There are a number of leaflets and booklets with advice for parents and carers, which can easily be accessed on line. These range from very basic information to encourage recognition of a problem, through to comprehensive advice and support numbers. Some of these include phone numbers or service information that are specific to the area of original publication, but much of the detail is helpful to all.
In choosing resources please remember that it is important to check them for yourself first.
Who’s in Charge? A downloadable booklet for parents created by the team delivering the Who’s in Charge? programme in England. Contains information about child to parent violence, strategies for parents to employ, a directory of Who’s in Charge? programmes in the UK, and lists of other sources of help. (here)
Child to parent violence, You are not alone: South Tyneside Safeguarding Boards have jointly produced an information leaflet about child to parent violence, in partnership with parents. It includes a page which can be torn out to give to friends about ‘how you can help’ recognising that the shame involved may make it otherwise difficult to talk about the experience. Copies are available from the Safeguarding Development Officer
Walking on Eggshells, Child and adolescent violence in the family: booklet and wallet information card available from the Flinders University (S. Australia) website (here)
Adolescent Violence to Parents: a resource booklet for parents and carers, 2008, Inner South Community Health Service, South Melbourne, Australia (Available here) Very full general information, with list of resources specific to Victoria State
Adolescent Violence to Parents: a resource booklet for parents and carers, 2014, Kent and Medway domestic abuse strategy group (Available here) A brilliant booklet adapted from the Inner South Community Health Service resource for use in Kent, England.
Violence towards parents, Parenting SA, Parent Easy Guide 17 (Available here)

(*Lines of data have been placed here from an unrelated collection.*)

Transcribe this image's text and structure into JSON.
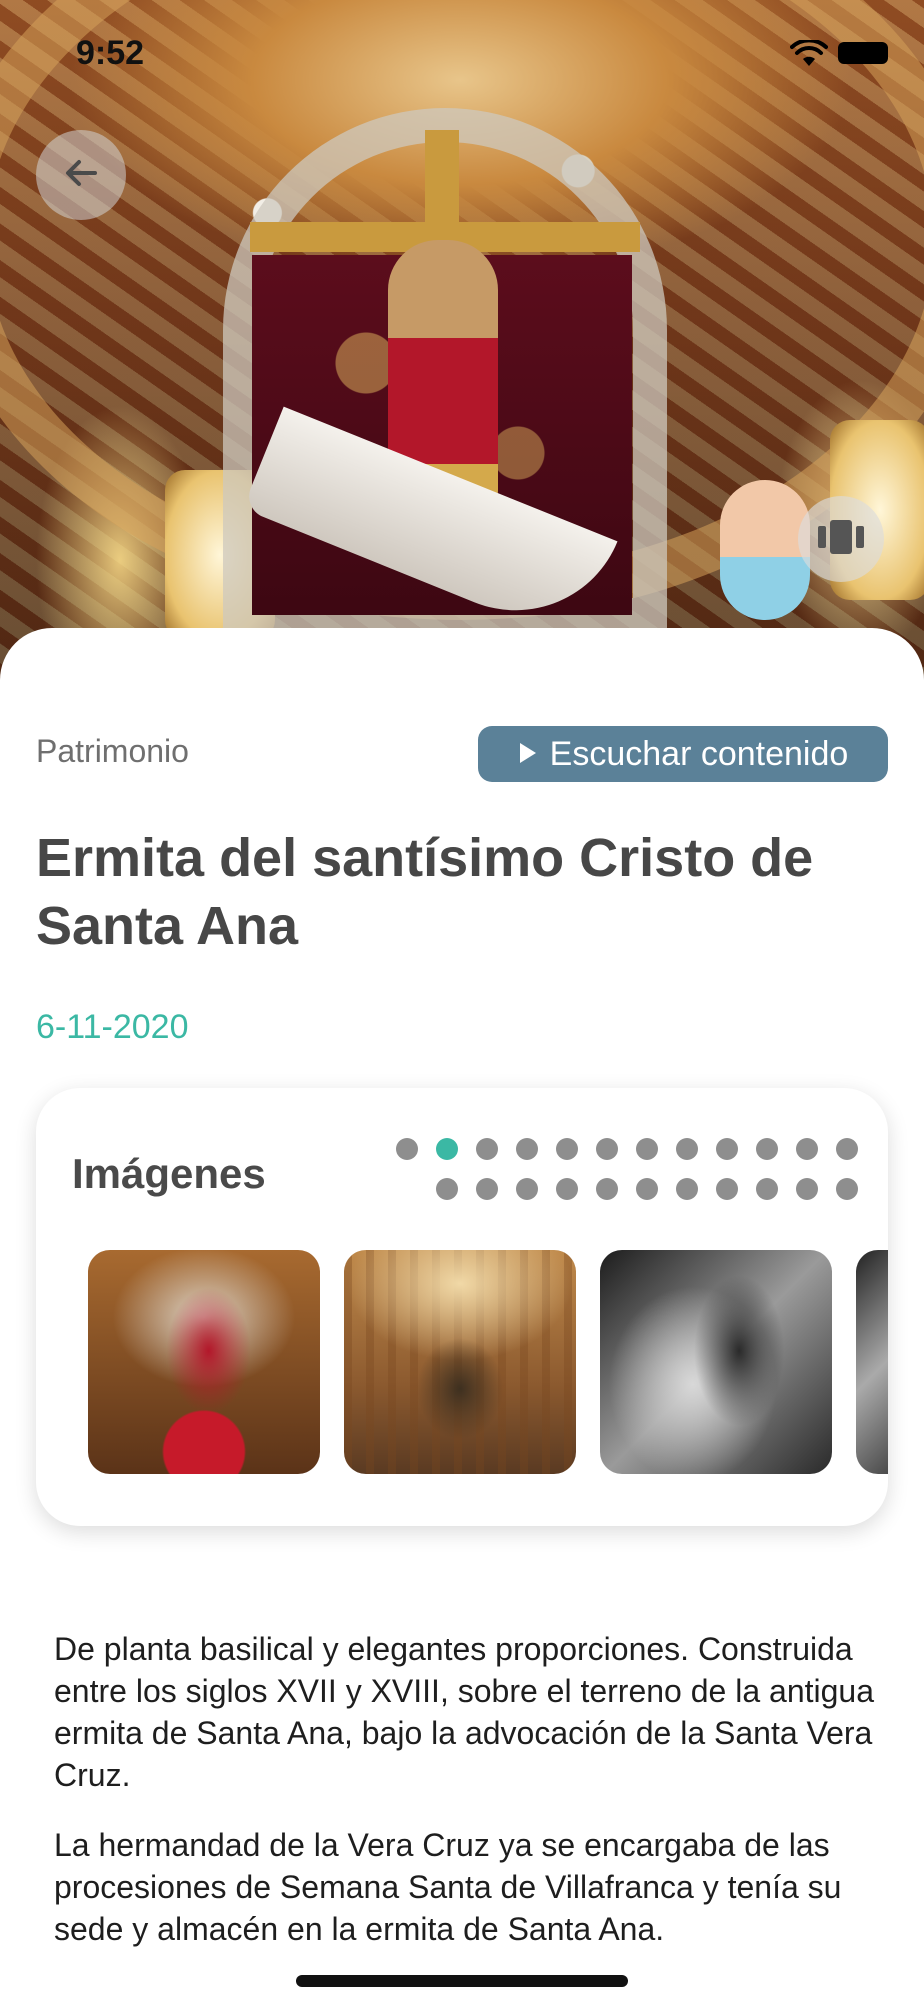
{
  "status_bar": {
    "time": "9:52",
    "icons": [
      "wifi-icon",
      "battery-icon"
    ]
  },
  "hero": {
    "icons": [
      "back-arrow-icon",
      "gallery-icon"
    ]
  },
  "article": {
    "category": "Patrimonio",
    "listen_label": "Escuchar contenido",
    "title": "Ermita del santísimo Cristo de Santa Ana",
    "date": "6-11-2020",
    "paragraphs": [
      "De planta basilical y elegantes proporciones. Construida entre los siglos XVII y XVIII, sobre el terreno de la antigua ermita de Santa Ana, bajo la advocación de la Santa Vera Cruz.",
      "La hermandad de la Vera Cruz ya se encargaba de las procesiones de Semana Santa de Villafranca y tenía su sede y almacén en la ermita de Santa Ana."
    ]
  },
  "images": {
    "title": "Imágenes",
    "total_images": 23,
    "active_index": 1
  },
  "colors": {
    "accent_teal": "#3bb8a4",
    "listen_button": "#5b8198",
    "title_text": "#474747",
    "category_text": "#6f6f6f"
  }
}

Tips and hints for parents, From “You cant say go and sit on the naughty step because they turn round and say make me” Parentline Plus, 2008 (pdf here)
When your teenager is being violent to you …., a handout from Respect
Parent Abuse: The abuse of parents by their teenage children, prepared by Barbara Cottrell for the Family Violence Prevention Unit, Health Canada, 2001 (pdf here)
Over the top behaviour in the under tens, Family and Parenting Institute 2007 (Available here)
The Seven Cs (with difficult to control children), an advice sheet for parents from Eddie Gallagher (here)
Adolescent to parent abuse: the facts. A fact sheet from Queensland Centre for Domestic and Family Violence Research, including details of local services (available here)
What is Family Violence? an information sheet from Lifeline in Australia (here)
In 2015 Darton, Longman and Todd published a book by Islay Downey and Kim Furnish. Parenting a Violent Child presents the reader with a twelve session “virtual parenting group” in a highly accessible form. The authors aim to offer steps to taking back control and creating a happier home.
FACEBOOK GROUPS AND WEBSITES FOR PARENTS / CARERS
There are now a number of Facebook and website groups set up to support parents experiencing violence and abuse from their children. They vary in what they offer. Through them you may obtain support and advice from peers or learn more and hear about “local” events and resources.(Country of moderation given for information) See also more information on the Directory page.
CAPA First Response, also called Capauk. Offers an initial phonecall, 121 support for parents and carers, and supervision / consultation for professionals working with families impacted by child to parent violence and abuse.
The Silent Suffering of Parents and Carers Abused by Children (log in to Facebook, search for the link and subscribe)
The POTATO Group (parenting adopted teens)
Family Lives have a section on their website (updated in April 2018) offering advice to parents when teenage anger turns to violence.
The SEND VCB Project (Special Educational Needs and Disabilities Violent Challenging Behaviour)